(Aim of the exercise) A single number is required: how many lines in the entries hold the word "aliases".

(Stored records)
──────

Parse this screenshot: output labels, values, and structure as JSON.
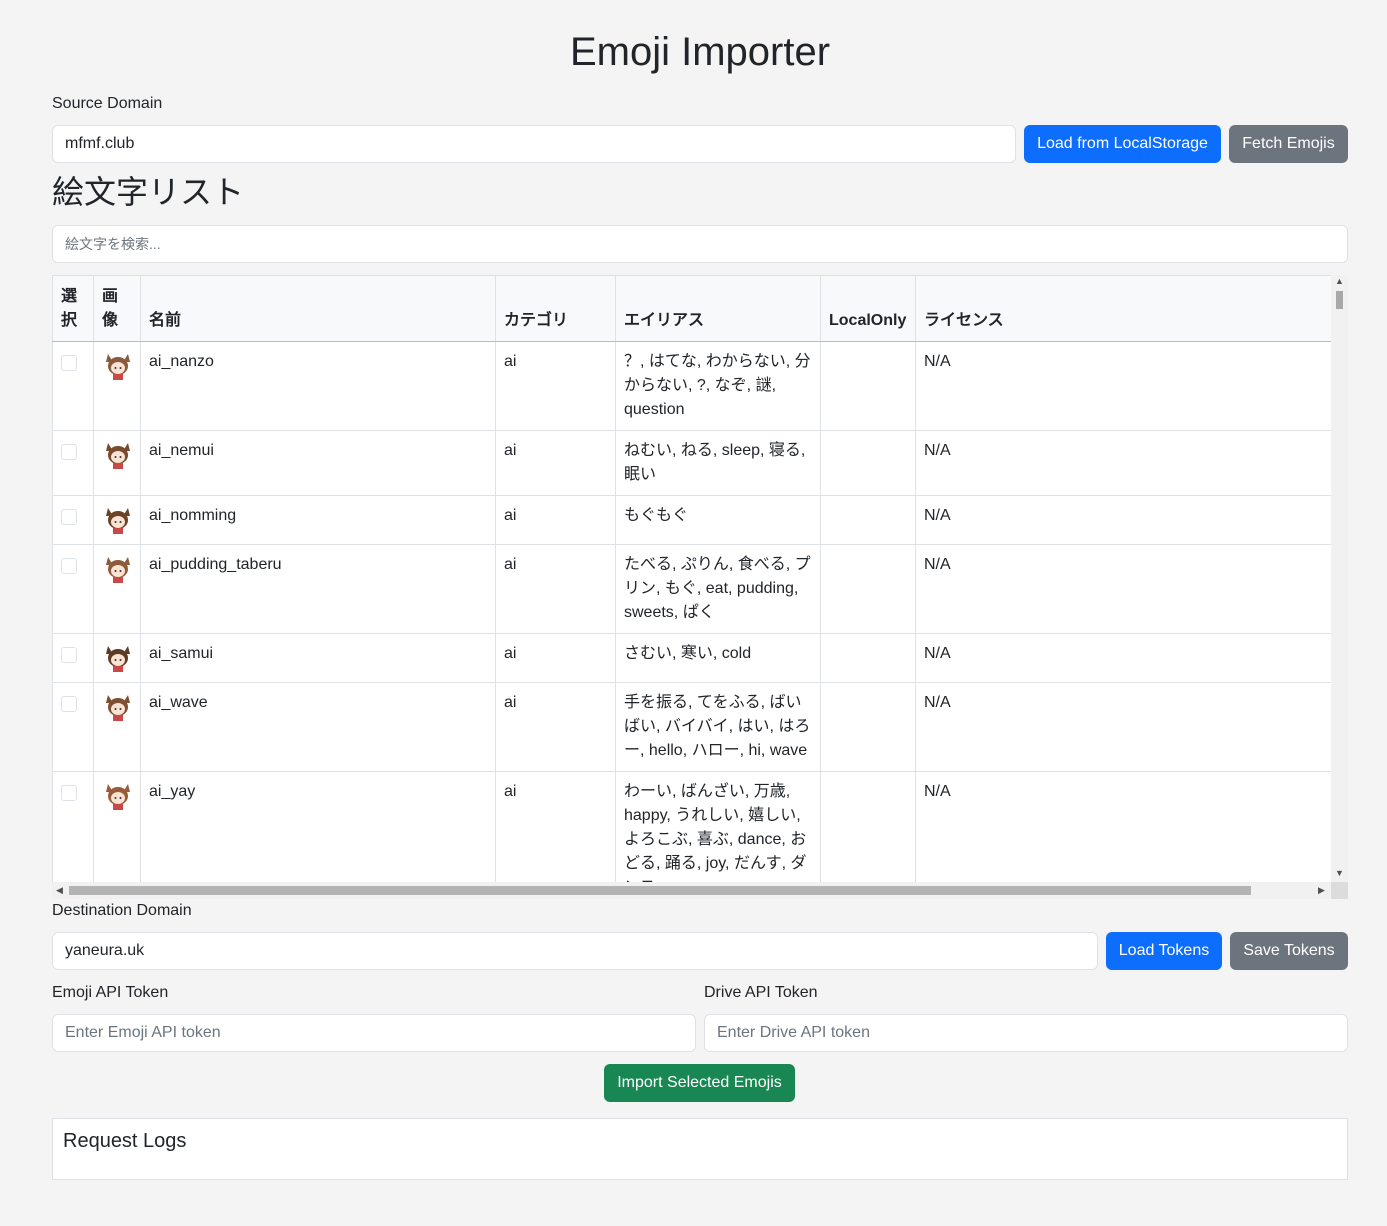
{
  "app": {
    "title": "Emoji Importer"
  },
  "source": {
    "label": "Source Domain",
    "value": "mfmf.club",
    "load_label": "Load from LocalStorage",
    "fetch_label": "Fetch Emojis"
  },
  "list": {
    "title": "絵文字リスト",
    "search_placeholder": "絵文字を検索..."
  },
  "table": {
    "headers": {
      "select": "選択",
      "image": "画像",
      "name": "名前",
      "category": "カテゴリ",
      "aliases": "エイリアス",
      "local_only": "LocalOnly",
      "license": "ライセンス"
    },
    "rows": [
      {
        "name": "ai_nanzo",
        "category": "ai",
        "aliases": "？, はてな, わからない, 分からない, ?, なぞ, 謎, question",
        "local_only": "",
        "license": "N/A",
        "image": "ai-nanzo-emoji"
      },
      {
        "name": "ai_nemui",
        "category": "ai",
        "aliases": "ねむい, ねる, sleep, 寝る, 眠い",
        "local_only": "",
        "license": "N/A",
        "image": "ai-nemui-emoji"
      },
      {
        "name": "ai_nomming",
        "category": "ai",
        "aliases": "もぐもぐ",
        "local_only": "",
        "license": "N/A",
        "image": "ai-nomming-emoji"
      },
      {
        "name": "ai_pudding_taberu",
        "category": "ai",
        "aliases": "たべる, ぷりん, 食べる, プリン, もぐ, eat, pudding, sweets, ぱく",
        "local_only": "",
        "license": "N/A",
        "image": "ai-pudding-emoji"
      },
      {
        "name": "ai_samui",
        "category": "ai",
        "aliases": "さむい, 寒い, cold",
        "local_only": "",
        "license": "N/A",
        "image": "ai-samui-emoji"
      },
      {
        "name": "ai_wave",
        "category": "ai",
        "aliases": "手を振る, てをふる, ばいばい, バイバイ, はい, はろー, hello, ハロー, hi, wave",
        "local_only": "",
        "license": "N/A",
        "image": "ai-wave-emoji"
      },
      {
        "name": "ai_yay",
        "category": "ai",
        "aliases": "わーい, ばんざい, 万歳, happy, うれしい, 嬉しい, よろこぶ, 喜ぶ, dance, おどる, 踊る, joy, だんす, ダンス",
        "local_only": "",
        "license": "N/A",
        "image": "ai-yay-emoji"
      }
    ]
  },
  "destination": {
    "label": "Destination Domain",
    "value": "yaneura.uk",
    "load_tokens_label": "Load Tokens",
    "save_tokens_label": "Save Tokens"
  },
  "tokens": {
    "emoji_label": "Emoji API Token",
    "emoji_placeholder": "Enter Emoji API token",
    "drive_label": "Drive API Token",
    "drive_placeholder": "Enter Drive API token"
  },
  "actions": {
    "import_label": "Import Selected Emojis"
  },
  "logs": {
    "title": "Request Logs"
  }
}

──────

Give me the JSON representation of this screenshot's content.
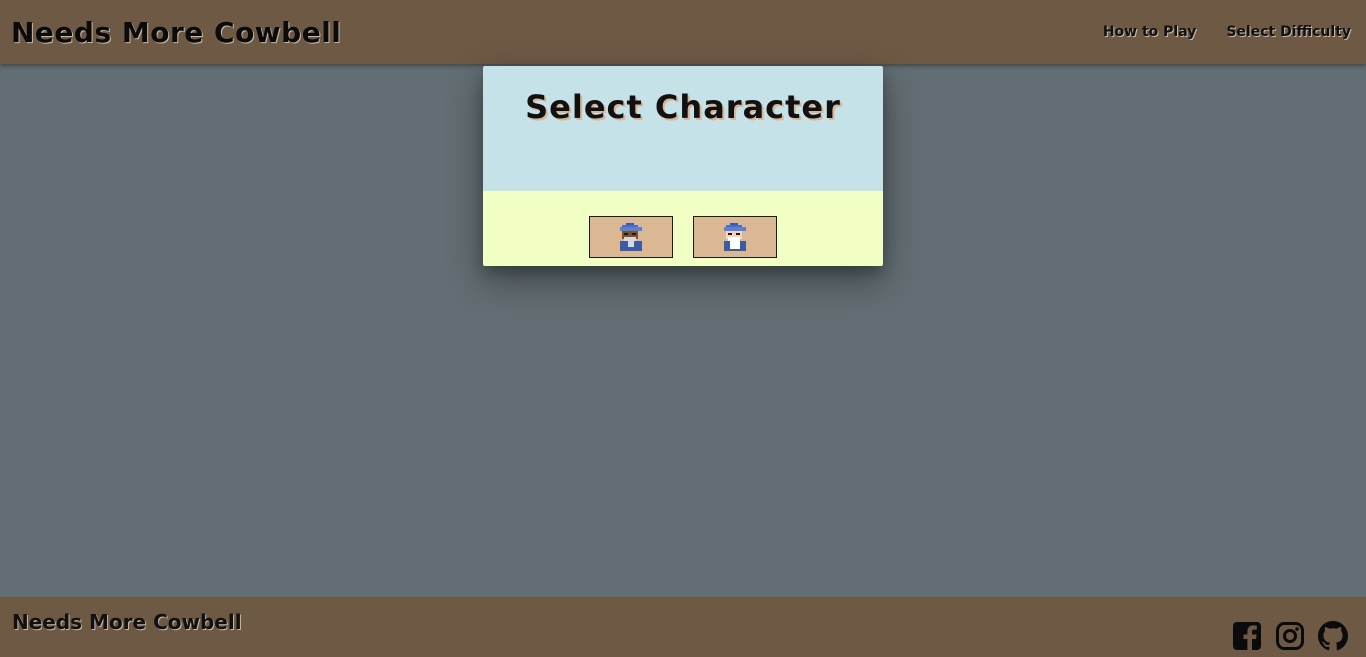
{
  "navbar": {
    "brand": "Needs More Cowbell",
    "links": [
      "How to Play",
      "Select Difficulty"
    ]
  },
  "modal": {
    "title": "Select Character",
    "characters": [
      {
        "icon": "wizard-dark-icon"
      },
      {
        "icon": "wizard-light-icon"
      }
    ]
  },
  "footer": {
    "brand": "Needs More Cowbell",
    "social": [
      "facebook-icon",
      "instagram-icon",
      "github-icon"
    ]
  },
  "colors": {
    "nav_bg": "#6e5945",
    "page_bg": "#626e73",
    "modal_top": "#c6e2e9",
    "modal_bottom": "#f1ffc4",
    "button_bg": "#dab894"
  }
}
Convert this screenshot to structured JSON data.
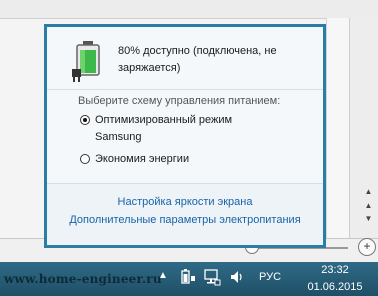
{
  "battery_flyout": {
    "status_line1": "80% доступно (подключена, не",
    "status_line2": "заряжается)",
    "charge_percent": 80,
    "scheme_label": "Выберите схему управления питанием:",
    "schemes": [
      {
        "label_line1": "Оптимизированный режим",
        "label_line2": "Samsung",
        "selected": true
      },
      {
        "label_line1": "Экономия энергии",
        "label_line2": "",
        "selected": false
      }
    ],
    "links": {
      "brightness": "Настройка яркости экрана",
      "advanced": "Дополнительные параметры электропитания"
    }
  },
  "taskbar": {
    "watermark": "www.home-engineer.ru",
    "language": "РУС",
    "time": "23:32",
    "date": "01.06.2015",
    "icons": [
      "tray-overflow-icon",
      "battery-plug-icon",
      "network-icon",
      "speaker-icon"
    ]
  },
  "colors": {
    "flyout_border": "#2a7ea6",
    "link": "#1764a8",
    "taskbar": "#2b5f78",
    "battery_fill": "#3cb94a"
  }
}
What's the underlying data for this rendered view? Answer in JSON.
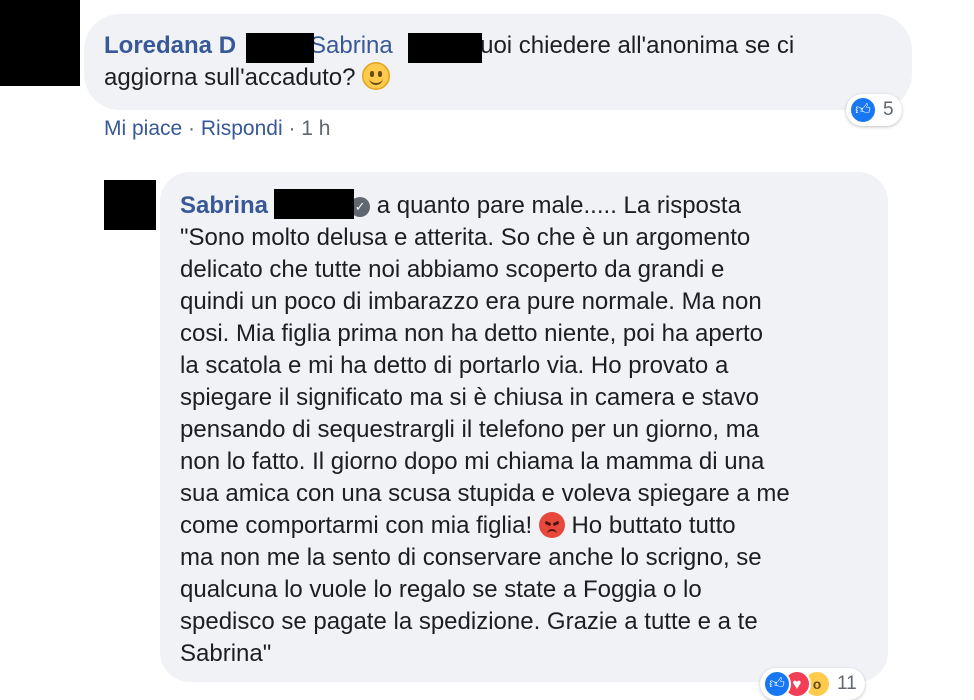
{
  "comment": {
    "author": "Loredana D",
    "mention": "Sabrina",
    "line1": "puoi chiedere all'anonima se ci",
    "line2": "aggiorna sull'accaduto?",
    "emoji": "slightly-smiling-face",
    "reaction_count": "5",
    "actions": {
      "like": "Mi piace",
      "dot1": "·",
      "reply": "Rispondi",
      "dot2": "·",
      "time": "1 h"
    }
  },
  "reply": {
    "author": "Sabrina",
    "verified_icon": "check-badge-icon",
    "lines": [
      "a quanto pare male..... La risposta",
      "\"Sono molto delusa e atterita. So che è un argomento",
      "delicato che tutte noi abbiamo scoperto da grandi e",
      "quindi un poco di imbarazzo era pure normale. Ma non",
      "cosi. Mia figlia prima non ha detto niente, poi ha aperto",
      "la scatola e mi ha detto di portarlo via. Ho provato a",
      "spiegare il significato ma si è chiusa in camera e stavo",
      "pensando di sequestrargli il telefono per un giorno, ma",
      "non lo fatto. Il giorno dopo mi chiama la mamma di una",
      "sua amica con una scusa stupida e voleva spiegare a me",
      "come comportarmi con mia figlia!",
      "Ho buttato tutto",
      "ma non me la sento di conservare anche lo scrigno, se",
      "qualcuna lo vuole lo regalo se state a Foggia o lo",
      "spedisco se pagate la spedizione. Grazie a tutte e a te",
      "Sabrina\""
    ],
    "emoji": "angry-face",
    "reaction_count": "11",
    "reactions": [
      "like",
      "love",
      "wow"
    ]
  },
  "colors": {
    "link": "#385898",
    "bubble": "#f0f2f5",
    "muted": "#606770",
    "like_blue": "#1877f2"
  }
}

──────

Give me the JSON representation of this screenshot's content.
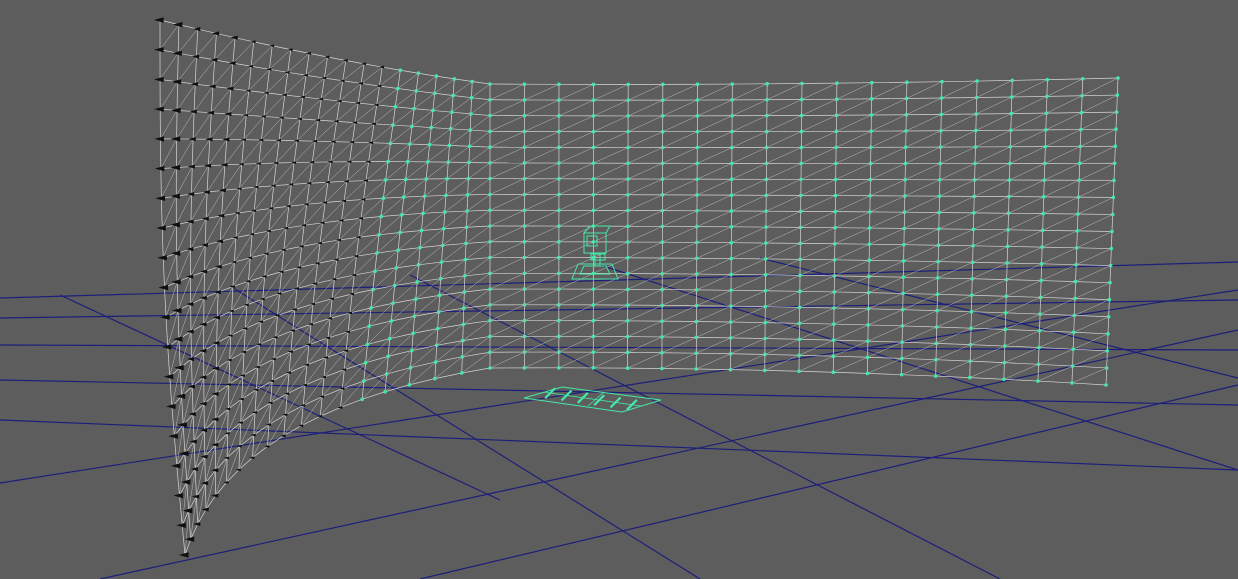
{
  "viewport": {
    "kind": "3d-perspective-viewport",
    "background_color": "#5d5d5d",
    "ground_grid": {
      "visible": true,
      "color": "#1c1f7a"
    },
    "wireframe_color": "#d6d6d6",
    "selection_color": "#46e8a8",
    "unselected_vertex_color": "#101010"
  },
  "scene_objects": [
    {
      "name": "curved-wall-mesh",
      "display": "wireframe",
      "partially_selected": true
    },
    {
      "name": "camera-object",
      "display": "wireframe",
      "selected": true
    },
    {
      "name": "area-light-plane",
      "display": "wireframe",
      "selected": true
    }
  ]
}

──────

(Completed exercise) 8